Phnom Penh is the capital of Cambodia. It’s such an ugly city! lol It doesn’t have the feel of the capital city at all. There’s not much to see here. There’s the Royal Palace, the Independence Monument and a couple of markets. The river front, with all the restaurants and cafes, is the saving grace of the city.
Having said that, it’s a must visit on any trip to Cambodia for the Killing Fields just outside the city. I hadn’t heard about the Killing fields and the Khmer Rouge until 2 weeks before I was to come to Cambodia. And from what I’ve noticed not many travelers knew about it until they decided to visit this country.
Khmer rouge was the name given to the followers of the communist party of Cambodia, led by then Prime Minister Pol Pot, who ruled “Democratic Kampuchea” for 4yrs from 1975 to 1979. In these years, in the name of ‘equality for all’ and ‘self sufficiency’, the regime orchestrated a genocide against it’s own people and introduced ‘social engineering’ policies that resulted in deaths from famine and wide spread disease It is believed that in these 4years, roughly around 2 million people (from a population of only 8 million!) had died. Of this 2 million, around 1.4million are estimated to have been executed in over 20,000 killing fields spread across Cambodia, one of which is found around Phnom Penh. Even after the Khmer rouge were defeated and ousted from the country they continued to rule remotely for another 20years while the west still recognized them as the rightful leader of Cambodia. It is shocking to know that such a thing happened, just a few years before I was born. It was so recent but still it isn’t something that people have been made aware of.
To see mass graves, the Killing Tree where children and infants were killed by being smashed against it (because their parents were accused & killed for make-believe crime and the regime didn’t want the kids growing up and seeking revenge), to see the towering display of skulls of the victims leaves you speechless.
There are signs throughout the fields warning people that bones from the graves resurface even to this date and ‘to not step on bones’ which it more real. I don’t think it has sunk in for me yet. We know genocides have happened in the past, we’ve learnt about them or read about them. But something so recent that the world is oblivious to is particularly harsh.
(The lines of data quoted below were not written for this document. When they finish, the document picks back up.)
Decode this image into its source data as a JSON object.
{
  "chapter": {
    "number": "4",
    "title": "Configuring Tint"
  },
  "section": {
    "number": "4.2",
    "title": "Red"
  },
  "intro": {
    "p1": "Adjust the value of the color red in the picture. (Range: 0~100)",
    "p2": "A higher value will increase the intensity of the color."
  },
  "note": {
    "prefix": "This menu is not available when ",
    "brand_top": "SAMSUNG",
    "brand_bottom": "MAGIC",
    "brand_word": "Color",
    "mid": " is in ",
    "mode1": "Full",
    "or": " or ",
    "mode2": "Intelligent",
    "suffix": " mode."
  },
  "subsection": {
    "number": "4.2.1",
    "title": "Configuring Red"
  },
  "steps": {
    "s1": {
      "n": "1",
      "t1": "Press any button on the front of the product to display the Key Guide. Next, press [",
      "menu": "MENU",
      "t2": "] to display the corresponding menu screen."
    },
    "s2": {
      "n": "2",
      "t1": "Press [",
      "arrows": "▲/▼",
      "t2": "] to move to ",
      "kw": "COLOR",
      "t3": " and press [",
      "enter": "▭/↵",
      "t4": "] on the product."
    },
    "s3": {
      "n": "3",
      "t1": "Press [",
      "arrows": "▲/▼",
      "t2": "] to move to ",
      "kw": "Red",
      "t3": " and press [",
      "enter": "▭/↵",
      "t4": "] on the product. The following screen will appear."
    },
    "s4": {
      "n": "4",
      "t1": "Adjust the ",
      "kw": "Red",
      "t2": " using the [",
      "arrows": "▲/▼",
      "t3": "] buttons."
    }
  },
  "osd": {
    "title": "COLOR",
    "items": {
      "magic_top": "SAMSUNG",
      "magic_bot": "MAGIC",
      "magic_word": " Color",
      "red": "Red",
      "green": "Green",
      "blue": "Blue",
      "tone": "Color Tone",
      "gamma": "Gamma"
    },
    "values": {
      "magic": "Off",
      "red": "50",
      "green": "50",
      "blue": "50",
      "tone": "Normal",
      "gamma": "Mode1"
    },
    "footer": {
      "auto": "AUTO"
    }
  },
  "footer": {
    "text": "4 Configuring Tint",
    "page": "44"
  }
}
There’s also a museum in the city called Tuol Sleng which is a former school that was turned into a prison and torture center. The stories of victims are terrifying. The testimonies of people who worked for the Khmer Rouge revolting. I read testimonies where those who worked for the regime said that they had no choice but to do as they were told. Not doing so would have meant death for them. I think there’s always a choice. In this case it was a choice between death for yourself Vs a life where you kill and torture thousands of your fellow countrymen. I know what I would have chosen.